In keeping with the brief and how might we statement, I set out to design a Diabetes management app which was both reassuring and easy to use. It was important that a potential user felt that the product was accessible to them and was something they could use on a daily basis with ease.

Before ideating, I considered the research that I had conducted. Who was I targeting? What would make the product useful for that audience? What would make the product easy to use?

Wireframe Screen Flow

I then designed Wireframes and organised them into the screen flow diagram below. The structure, content and interaction were carefully considered in order to keep the screens minimal but functional and useful. I also considered animation and ensured that it provided context and instant feedback without feeling un-natural or 'stealing the show'.

Style Tile

I spent some time considering different branding options and developed a set of colour schemes, logos and typeface choices. The final brand consists of a bright pink and warm grey. The colours were selected to envoke a sense of reassurance as well as to appear modern and fresh. I selected Verdana as the primary font for its simplicity and readablity. I then designed a simplistic vector based logo with a wordmark.

User Interface

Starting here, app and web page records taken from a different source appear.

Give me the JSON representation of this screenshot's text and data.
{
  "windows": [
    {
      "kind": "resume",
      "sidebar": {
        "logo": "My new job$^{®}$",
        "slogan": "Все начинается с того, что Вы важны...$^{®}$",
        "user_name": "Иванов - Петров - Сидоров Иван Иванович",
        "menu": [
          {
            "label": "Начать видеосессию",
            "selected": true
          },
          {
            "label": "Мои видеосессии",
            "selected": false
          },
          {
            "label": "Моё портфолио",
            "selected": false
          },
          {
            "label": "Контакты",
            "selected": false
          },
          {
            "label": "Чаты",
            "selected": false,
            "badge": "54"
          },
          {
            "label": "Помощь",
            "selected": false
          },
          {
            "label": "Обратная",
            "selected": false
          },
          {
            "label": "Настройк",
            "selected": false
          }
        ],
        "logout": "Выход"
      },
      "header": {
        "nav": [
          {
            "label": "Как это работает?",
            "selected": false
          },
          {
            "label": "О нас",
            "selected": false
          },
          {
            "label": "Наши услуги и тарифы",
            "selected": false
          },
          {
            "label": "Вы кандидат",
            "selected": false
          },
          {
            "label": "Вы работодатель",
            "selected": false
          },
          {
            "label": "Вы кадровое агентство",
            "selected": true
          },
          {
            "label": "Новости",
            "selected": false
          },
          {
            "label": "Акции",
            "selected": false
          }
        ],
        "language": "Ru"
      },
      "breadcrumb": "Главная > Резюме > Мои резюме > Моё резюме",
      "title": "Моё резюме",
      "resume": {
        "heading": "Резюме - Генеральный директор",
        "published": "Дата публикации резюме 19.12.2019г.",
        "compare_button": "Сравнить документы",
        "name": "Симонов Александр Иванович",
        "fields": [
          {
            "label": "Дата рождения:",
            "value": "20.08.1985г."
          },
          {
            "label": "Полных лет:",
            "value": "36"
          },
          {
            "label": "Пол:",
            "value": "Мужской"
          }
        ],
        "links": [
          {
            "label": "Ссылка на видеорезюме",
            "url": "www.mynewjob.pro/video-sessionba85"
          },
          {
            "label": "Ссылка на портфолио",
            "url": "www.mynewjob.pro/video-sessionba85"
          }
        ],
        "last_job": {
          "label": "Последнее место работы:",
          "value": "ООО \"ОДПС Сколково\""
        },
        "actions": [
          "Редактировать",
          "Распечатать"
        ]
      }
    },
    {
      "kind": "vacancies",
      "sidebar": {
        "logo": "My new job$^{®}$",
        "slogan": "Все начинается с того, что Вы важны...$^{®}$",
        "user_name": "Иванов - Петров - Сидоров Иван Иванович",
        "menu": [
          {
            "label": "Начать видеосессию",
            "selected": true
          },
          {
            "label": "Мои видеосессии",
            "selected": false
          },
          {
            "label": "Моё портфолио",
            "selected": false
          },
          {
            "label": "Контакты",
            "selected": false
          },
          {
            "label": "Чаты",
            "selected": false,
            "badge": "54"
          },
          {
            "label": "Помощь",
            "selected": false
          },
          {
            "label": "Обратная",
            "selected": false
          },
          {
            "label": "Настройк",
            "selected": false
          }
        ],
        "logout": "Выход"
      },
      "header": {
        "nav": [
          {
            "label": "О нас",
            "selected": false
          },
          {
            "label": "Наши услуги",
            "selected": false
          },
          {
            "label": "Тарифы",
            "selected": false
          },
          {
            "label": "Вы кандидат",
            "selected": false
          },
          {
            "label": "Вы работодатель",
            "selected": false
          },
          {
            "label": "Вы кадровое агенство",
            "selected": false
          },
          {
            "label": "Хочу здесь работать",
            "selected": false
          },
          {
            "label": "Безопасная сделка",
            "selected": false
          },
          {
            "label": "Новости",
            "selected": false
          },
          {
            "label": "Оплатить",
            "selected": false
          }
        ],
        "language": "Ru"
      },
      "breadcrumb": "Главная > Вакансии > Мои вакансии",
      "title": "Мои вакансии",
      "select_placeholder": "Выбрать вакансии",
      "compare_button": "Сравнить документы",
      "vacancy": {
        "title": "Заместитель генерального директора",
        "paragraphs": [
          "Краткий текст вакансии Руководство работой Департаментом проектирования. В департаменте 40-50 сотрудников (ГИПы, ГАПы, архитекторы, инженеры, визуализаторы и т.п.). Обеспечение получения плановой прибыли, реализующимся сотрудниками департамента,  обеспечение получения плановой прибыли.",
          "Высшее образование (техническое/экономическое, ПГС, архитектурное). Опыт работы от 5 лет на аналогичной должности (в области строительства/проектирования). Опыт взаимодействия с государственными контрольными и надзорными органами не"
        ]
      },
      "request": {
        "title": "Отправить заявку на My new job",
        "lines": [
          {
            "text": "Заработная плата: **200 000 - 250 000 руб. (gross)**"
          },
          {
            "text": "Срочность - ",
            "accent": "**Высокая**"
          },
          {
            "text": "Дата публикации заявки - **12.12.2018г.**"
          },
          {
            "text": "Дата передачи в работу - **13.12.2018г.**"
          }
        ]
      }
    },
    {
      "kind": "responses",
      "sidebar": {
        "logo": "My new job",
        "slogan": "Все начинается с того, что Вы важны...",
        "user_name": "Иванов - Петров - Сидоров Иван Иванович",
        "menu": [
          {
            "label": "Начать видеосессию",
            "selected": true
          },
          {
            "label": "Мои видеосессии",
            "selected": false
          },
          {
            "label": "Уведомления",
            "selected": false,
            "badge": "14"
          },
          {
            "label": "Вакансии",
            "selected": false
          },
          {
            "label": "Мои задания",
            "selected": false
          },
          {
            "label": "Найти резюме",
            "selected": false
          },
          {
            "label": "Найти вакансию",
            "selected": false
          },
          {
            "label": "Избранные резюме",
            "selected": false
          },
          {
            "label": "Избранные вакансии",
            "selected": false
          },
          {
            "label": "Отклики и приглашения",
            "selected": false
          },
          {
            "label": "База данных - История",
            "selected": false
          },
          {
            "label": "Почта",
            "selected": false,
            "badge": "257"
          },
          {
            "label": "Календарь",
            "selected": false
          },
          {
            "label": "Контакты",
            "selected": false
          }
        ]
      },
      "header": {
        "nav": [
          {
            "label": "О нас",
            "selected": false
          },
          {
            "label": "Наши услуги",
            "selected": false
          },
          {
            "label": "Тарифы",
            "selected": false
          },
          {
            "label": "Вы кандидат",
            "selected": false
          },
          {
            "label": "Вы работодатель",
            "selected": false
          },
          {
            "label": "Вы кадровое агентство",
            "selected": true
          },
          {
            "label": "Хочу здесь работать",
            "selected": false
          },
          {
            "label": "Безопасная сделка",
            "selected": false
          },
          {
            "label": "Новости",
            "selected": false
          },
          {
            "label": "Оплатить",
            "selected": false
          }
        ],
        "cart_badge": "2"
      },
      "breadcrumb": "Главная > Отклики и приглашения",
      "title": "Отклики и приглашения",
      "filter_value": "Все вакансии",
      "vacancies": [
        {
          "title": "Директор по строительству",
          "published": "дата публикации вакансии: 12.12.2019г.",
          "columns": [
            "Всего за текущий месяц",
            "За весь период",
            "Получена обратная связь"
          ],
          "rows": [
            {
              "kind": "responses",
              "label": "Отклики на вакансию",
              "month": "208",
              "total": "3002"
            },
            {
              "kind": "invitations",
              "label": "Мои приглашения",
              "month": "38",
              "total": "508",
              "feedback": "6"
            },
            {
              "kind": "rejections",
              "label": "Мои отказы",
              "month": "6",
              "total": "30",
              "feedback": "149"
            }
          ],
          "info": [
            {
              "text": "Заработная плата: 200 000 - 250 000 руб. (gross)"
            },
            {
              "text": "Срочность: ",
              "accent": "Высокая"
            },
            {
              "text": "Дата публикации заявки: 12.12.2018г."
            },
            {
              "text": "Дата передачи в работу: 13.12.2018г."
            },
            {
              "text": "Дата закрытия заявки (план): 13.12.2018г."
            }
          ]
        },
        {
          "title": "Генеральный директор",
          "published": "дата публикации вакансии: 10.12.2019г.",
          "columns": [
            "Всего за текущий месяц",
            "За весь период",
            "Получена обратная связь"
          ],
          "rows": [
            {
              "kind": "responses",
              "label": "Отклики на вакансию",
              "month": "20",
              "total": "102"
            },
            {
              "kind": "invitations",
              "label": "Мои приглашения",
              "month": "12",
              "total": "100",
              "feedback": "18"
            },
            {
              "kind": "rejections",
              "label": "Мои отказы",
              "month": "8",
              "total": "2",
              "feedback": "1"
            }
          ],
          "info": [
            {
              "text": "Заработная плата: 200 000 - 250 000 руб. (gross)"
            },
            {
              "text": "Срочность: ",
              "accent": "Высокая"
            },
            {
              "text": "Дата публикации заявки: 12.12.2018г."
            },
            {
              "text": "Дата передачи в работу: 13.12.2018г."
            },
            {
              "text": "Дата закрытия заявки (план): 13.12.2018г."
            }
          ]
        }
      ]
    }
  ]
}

With the product and brand defined, I built the low fidelity wireframes into high fidelity UI designs in Sketch. I kept in line in with iOS Human Interface Guidelines as I wanted to ensure the product was as usable as possible. I also considered accessibility as the app could be used by people with a variety of disabilities. This is even more likely in the Diabetes market because the condition is linked to a number of conditions and difficulties including eyesight issues.

Phase 4: Prototyping and testing

Framer Prototype

I built the UI Designs into a Framer X prototype as the prototyping software has powerful animation and interaction features. This would give me the opportunity to focus on animation and interaction.

User Testing

Once I had refined the prototype, I tested it with two diabetics remotely via Zoom and a web hosted copy of the Framer X prototype. I set a number of tasks for the participants to complete and observed as they attempted to carry out those actions. The idea was to validate assumptions and hypothesis that I had made on our potential users and what they needed as diabetics. I discovered the following:

  • Potential users 'found it easy' and intuitive to navigate around the iOS app
  • One participant explained that the convienence of a flash monitor and app appealed to them and would suit their busy lifestyle
  • Both users would find the stats area valuable in monitoring their condition but one participant felt that the graphs used on the home screen should also be used on the stats screen.
  • One user said that the app looked warm and friendly and that it made them want to use the app.
  • Conclusion


    Starting this project with only a basic understanding of diabetes has meant that I've been on a journey of discovery. If anything, the management of diabetes is highly inconvenient and innovations often revolve around making the management of the disease easier and less time-consuming. I learnt that data is a crucial part of its management and so to help people with the condition, we need to make gathering and recording the data more convenient and efficient. We also need to make accessing and interpreting the data more accessible too.

    Next Steps

    As not every diabetic is a coder or mathematician, we should focus on data visualisation in order to represent data in an accessible way for the average person. Further on, an alpha version of the app could be built and used to gather qualitative data from more realistic interactions.